While January doesn’t generally make one think of baseball—especially with all the snow and ice and torrential rain of late—there is one local winter tradition which will bring back happy memories of the ballpark.
Now in its seventh year, the Scotiabank Vancouver Canadians Hot Stove Luncheon serves up healthy portions of inside baseball and camaraderie this coming Friday (January 20), with proceeds going towards a number of great causes.
“It started out with a few guys out at the Oakridge Community Centre having a cup of coffee,” recalls Canadians co-owner Jake Kerr of the event’s humble beginnings, “and it’s now grown to 750 people coming to lunch at the Hotel Vancouver in two ballrooms.”
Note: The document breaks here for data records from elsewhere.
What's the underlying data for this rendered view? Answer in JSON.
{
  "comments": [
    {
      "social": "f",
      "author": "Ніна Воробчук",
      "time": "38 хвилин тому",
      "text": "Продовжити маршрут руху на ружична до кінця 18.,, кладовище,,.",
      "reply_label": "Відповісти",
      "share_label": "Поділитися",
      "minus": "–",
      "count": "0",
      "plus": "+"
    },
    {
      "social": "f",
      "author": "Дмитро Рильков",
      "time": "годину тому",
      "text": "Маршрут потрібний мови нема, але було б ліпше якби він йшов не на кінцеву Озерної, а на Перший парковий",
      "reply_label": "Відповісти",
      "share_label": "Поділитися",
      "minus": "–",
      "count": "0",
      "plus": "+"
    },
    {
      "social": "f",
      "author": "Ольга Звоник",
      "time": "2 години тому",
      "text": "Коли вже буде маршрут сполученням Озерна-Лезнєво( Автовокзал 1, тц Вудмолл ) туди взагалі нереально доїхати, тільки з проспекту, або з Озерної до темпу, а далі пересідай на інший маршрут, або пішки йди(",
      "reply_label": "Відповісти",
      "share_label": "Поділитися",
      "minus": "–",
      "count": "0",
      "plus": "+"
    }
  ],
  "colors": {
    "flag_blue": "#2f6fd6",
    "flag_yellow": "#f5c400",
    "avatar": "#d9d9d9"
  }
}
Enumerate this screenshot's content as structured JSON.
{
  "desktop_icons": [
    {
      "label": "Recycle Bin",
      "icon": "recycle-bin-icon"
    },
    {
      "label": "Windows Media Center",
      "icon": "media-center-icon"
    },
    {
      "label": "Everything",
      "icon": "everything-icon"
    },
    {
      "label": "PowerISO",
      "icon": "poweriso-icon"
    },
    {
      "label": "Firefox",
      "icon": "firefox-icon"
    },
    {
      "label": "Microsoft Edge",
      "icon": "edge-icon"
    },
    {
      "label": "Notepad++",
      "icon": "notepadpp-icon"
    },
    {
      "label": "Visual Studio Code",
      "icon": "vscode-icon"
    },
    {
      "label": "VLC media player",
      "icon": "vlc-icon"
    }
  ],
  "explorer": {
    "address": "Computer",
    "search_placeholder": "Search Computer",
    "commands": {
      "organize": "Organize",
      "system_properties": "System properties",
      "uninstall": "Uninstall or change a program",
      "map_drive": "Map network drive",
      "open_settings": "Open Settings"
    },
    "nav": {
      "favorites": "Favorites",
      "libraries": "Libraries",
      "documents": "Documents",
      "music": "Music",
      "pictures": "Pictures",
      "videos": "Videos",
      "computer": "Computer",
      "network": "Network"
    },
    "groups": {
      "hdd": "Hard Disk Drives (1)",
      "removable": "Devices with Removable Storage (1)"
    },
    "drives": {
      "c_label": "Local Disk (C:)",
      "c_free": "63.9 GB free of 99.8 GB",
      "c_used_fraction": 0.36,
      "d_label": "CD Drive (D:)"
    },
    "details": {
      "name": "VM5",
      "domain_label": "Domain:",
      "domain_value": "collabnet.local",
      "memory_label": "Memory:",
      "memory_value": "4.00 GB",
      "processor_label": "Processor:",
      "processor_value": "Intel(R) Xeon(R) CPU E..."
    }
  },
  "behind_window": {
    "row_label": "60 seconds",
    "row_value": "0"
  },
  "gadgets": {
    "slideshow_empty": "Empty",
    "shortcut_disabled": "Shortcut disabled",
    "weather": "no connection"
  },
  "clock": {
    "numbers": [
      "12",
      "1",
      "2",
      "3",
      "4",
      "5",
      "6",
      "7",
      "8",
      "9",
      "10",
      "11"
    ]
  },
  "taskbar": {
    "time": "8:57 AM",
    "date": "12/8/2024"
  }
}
With a number of special guests attending, the lunch promises to be a real treat for any baseball fan—especially those who root for the Canadians’ parent team, the Toronto Blue Jays.
“We’re thrilled to have Paul Beeston, president emeritus of the Blue Jays, back. He’s one of the icons of Canadian baseball and was the first employee of the Jays back in the ‘70s. We also have Charlie Wilson, the Jays’ director of minor-league operations, and relief pitcher Joe Biagini, who played in the Canadians’ league before he made it to the majors.”
Clearly, however, the gregarious Kerr is most excited about all the charitable benefits the luncheon will help bring about.
“Jeff Mooney, my partner, has been instrumental in putting together The Vancouver Canadians Foundation, and this event is for its benefit. The foundation has welcomed more than 1500 underpriviliged kids to Nat Bailey in the summer—we try to teach them a little bit about baseball, life, and winning and losing. Everyone gets a bag with a bat and a glove and a ball and a uniform. It’s a joint venture with the Boys & Girls Club, The Sports Exchange, and Scotiabank, and it’s a project we’re very proud of.”
Kerr also notes that some proceeds go towards UBC baseball scholarships.
“We’ve given twenty so far, they allow UBC to recruit baseball players who normally would go to the U.S. UBC’s baseball program has really been first-class for the past 15 or 20 years, and we’ve had a number of major-league guys drafted out of UBC.
“We were also really pleased to build the first Challenger baseball field in Canada,” Kerr continues happily, noting the opportunity for children with cognitive or physical disabilities to play ball in HillcrestPark right next to the Canadians.
“It was a joint venture of the Variety Club, the Parks Board, the Blue Jays and ourselves, and the turf that they have there is fantastic—it’s better than Nat Bailey!”
Of course, a conversation with Kerr can’t help winding around to the Canadians, and the team’s fortunes for the upcoming season.
“It was all very well that [former Jays GM] Alex Anthopolous traded for some great names and great people,” he remarks, acknowledging that the Canadians’ roster is subject to the vagaries of the Jays’ head office. “But he also traded away some great prospects.”
“We were at the winter meeting with [Blue Jays President and CEO] Mark Shapiro and their general manager,” Kerr says, “and they tell us we should have a better team here by far then we had the last couple of years. and the level of talent we get this year should be substantially improved. So, we think we’re going to have a great season!”